I'm at home-home for a few days. I've flown with my dad and scooted around with him on his Pee Wee Herman look-alike moped. I've made spaghetti squash with my mom and hugged her a lot. I've visited my brother and his kids and met his new one, David.
I also met my long lost cousin Nikko. When I was little, I remember looking at a particular picture of him and wondering and wondering all kinds of things about that little boy looking at me. It was really quite epic for me to meet him. He probably didn't feel the same way, but then, he probably didn't have my mysterious picture staring at him his whole life.
Tom Hanks is kissing some girl named Amelia in my living room. A lot of people think that The Terminal is a really boring movie. I think it's really funny. One of my favorites, actually. I love the part when the janitor sits in the food court watching people fall even though they are surrounded by "Slippery When Wet" signs.
Before I left, I checked my oil and transmission fluid like a good girl. I even put in some oil, and used the gas station man's disposable funnel to throw in a little transmission fluid for good measure. My trip to my brother's was pretty uneventful, except for some seriously slow traffic for about five miles just out of the cities, and a few checks on the side of the road to see if my bike was still as with me as it was when I was at the gas station.
So my brother said it smelled like burnt rubber when I got there. I had been smelling it for a little bit, too. I guess it wasn't the car ahead of me. I popped my hood and found oil everywhere, and an oil cap face up sitting on the head gasket, right where I left it. A little piece of junk was stuck in the cap; an exact imprint of the cap was cookie-cuttered out of the foam on the inside of my hood. I had forgotten to put the oil cap back on.
"That would explain the smell."
"Yeah. It would."
"Well, at least you won't do that again."
"No. Probably not."
So I called Dad like I always do when I have car troubles.

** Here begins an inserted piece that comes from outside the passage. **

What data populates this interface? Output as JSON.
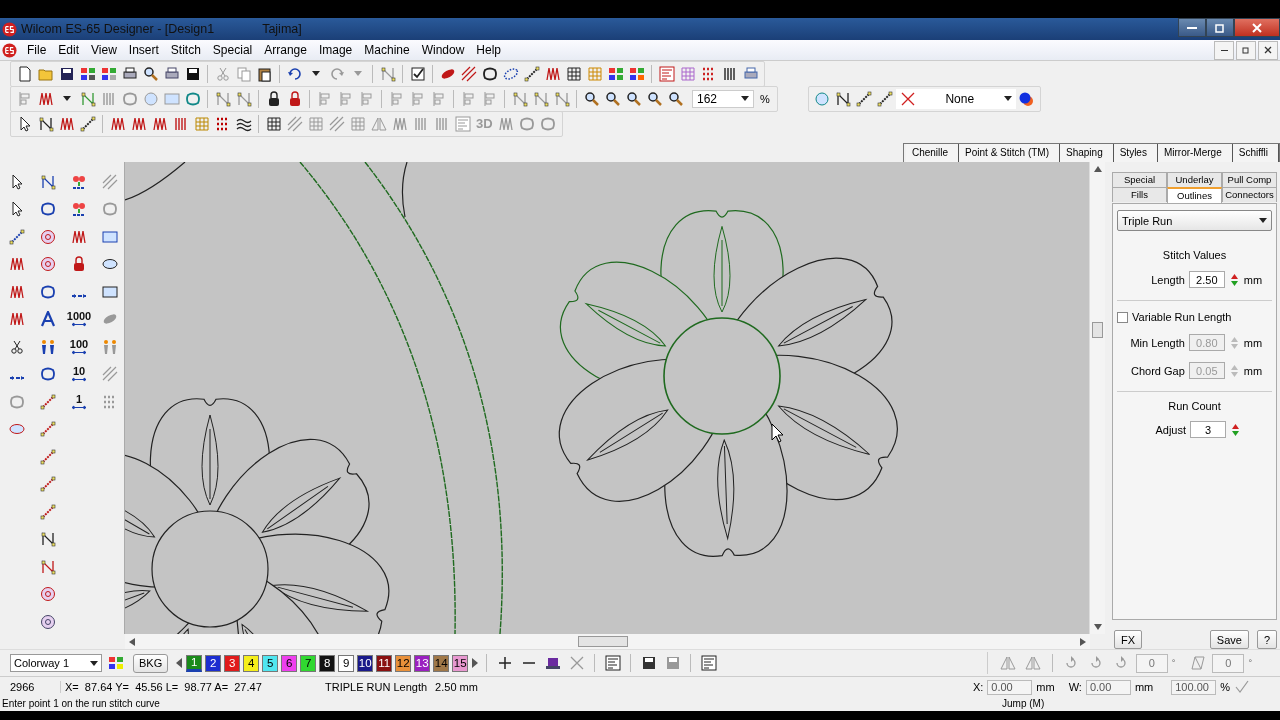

I think this is the point when he usually feels out of control and frustrated. But it was ok this time.
"No big deal," Dad said. "You need an oil cap."
"Got that, still."
"Really? Lucky. And oil."
Jason's six-year-old knows that "vehicle" is a better word than "car" when describing "auto". I think that's cool. But I haven't hung out with tons of six-year-old's lately. I bet she can spell it, though, which I'm pretty sure is significant.
So Dad and I cleaned off my engine when I got home with Lightning Degreaser. Then later, my car sputtered and died right when my mom passed me on the highway. The timing was incredible. And my dad was only a minute away - something all you home-dwellers really take for granted. It is amazing that my car broke down while I was at home.
Although...it stopped running for a second because we got water in the engine. It was an easy fix, but while all of this was occurring, the muffler finally let out its secrets after years of keeping silent. So, I got a new muffler, an oil change - "That's one way to change the oil." - and gas money from Mom and Dad. It's a good day when your car breaks down at home. It pays to be at home, but I'd come home even if it didn't pay like that.
I also got some bruises and a good, solid neck ache from when my uncle took me water skiing. I got up right away on one ski which I felt good about. I figure I'd better announce it here so that everyone can know how cool I am. But I wiped out three times, and he said that the boat uses more gas when you wipe out. He said I wasn't very cost effective.
My mom and I usually have funny communication breakdowns in the kitchen. We picked a spaghetti squash from the garden to cook for dinner. Mom said something about using bread for a back-up in case the spaghetti squash didn't turn out. She said that we could have spaghetti sloppy joes. I nodded, but that really confused me. Why were we having so many different things for dinner? Spaghetti sauce, sloppy joes, or just bread with spaghetti sauce, and spaghetti squash.
Did you know that spaghetti squash is a substitute for real spaghetti? You eat it with spaghetti sauce, I guess. And it's good. Home-grown, good.
My friend's in Serbia. He wants to come home, I think, but there's something stopping him. All kinds of junk stopping him. It's sad for me, because it would be nice to see him. But he's not sad. At least he says he's not. But one time, he didn't believe me when I told him I wasn't depressed. And I wasn't, mostly. It's the other part he guessed about. And I guess there's another part of him - the part that desperately wants to go home and feel at home there.
It's not always perfect at home. Sometimes things are hard at home, but it's always home. It doesn't matter if there's wars going on at home like in Krakozhia in The Terminal. There's still nothing to be afraid of. It's home. And it's good to be home.